The path from Whorl Hill takes us into the deserted village of Whorlton. Little survived its abandonment after the Black Death except the church and the castle, both now partially ruined. On any but a sunny day, Holy Cross Church can be a disturbing place, with its avenue of yew trees leading to the arches of the nave, now open to the skies. The chancel is roofed, and a flap in the doorway allows you to look inside to see a fine early 14th-century oak figure of a knight. It is probably Nicholas, Lord Maynell, who fought with Edward I in Wales and hunted in the woods here. The gatehouse of the Maynell's castle, just along the road, is the only substantial part left. It was built at the end of the 14th century, and was besieged 250 years later during the Civil War. You can still see the marks of cannon balls from the Parliamentarians' guns on the walls. East of the castle, which occupied more than 6 acres (2.4 ha), are further earthworks, which protected the fortified village.
Spend a moment of solitude at nearby Mount Grace Priory, the best preserved of England's charterhouses - communities of Carthusian monks. There's a reconstructed monk's cell showing how they lived as hermits, coming together rarely except for services in the church. Their isolation was such that even their meals were served through an L-shaped hatch so they couldn't see who brought them.
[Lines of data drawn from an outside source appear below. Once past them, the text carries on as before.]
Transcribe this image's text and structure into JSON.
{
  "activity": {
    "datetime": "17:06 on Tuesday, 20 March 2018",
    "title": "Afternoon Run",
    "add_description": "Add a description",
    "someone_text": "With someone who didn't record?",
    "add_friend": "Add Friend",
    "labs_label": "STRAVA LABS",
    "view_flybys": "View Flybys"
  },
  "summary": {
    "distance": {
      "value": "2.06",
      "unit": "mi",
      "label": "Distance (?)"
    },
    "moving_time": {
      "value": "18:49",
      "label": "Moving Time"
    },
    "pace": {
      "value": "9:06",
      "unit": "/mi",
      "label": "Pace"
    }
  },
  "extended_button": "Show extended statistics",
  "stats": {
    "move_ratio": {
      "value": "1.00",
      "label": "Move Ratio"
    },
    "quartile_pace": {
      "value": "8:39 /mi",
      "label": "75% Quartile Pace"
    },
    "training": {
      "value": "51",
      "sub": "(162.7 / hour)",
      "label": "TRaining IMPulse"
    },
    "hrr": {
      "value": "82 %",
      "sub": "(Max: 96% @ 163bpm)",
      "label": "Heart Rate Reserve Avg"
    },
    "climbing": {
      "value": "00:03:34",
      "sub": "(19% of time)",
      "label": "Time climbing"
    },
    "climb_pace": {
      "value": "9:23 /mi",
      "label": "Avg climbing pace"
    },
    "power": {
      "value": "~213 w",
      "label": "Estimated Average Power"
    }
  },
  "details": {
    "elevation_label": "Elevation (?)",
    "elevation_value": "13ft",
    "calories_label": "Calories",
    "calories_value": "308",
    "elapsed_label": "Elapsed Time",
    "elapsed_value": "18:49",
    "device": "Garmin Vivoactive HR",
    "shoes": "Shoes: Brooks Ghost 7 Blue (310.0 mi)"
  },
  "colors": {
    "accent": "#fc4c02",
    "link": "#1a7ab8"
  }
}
From the highest part of the walk, which takes you up on to the northern edge of the North York Moors plateau, you are rewarded with extensive northward views over the vast industrial complexes surrounding Middlesbrough. It was the production of iron from the hills which really put Middlesbrough on the map; it had a population of just 40 in 1829, 7,600 in 1851, when the first blast furnace opened, and 20,000 nine years later. Prime Minister Gladstone called the town 'an infant Hercules'. Beyond the River Tees, the area of Seal Sands is home to an oil refinery and chemical works. It's the terminal of the 220 mile (352km) pipeline bringing oil and gas from the Ekofisk field in the North Sea. If you are on the hills at dawn or dusk, you may see the flare stacks glowing on the skyline.
The Blackmith's Arms in Swainby, established in 1775, offers good beer and an extensive menu - though it no longer offers to shoe your horse. The Black Horse in the High Street is also noted for its beer.